Home » LATEST NEWS » A teenager stabbed a 12-year-old girl to death after she objected to being filmed, a court has heard

A teenager stabbed a 12-year-old girl to death after she objected to being filmed, a court has heard

Ava White died from her injuries after she was stabbed in Liverpool city centre while out with friends on 25 November 2021.
A 14-year-old boy, who denies murder, is on trial at Liverpool Crown Court, where he appeared by videolink.
Charlotte Newell QC said Ava and the boy had met in a “chance encounter” at a Christmas lights switch-on event.
The jury heard the boy had a knife with a 7.5cm (2.9 inch) blade and had pleaded guilty to having an offensive weapon.
Ms Newell, prosecuting, said: “That knife was used to stab Ava, causing her fatal wound.
“That was done after they argued over the fact that he and his group had, without permission, filmed the antics of Ava and others in her group.
“Ava in particular was appalled and angry that they were filming her and was quite insistent that they delete the footage.”
The boy laughed and ran away after the attack before attempting to cover his tracks, the prosecutor said.
She said Ava and her friends, all aged between 11 and 15, had shared some alcohol and had been “messing around” near the city’s Royal Court Theatre before being told to move on by security staff at about 20:15 GMT.
They moved to Richmond Street, where the defendant and his friends saw them and he began to film a video which he would later share on Snapchat, Ms Newell said.

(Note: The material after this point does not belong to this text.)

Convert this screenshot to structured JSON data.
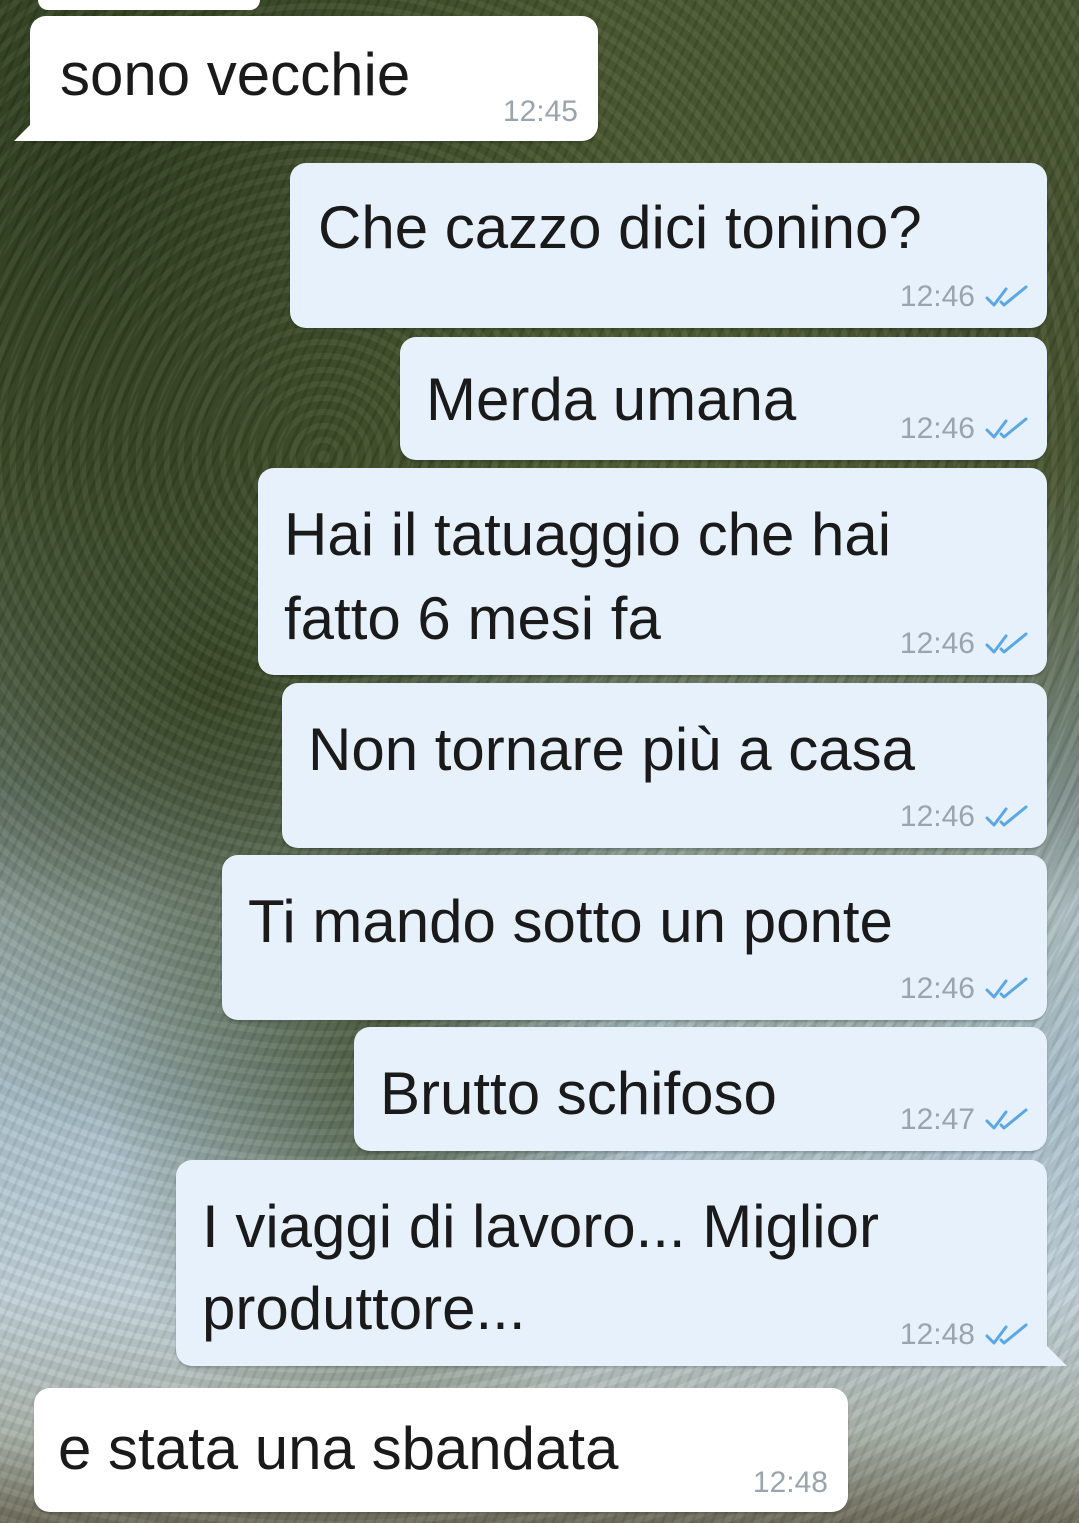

Ava and a friend approached the boys and asked them to stop filming and delete the footage, before being joined by more of her friends, including two older boys.
The jury was told the older boys left but the defendant and his friends then “jeered” at Ava, causing her to run towards them.
A 20-second clip showing the stabbing in School Lane was played to the court, which showed Ava approaching the defendant.
Family members were in tears in the public gallery as the footage was played.
Ms Newell said Ava had approached the defendant but did not “inflict any violence upon him greater than a push, nor did she produce or have any weapon”.
She said the boy’s reaction was not to turn and run or to slap or punch her.
Ms Newell told the court: “Instead it was to thrust a knife into the neck of this unarmed child with what the pathologist was to determine was moderate force, the force of a firm punch.”
She said the defendant now claimed he was acting in self-defence, fearing he would be assaulted or stabbed.
The prosecutor added: “However, his reaction at the time was to smirk, to laugh and to run away, leaving Ava to die whilst he sought to distance himself from his actions.”
The court heard he “began a conscious cover-up” of the crime, discarding his knife, phone and coat.
Mrs Justice Yip told the jury the defendant had attention-deficit hyperactivity disorder and they may see him using a fidget toy to help his concentration.
The defendant, who cannot be named due to his age, also denies an alternative count of manslaughter.
The trial is expected to last three weeks.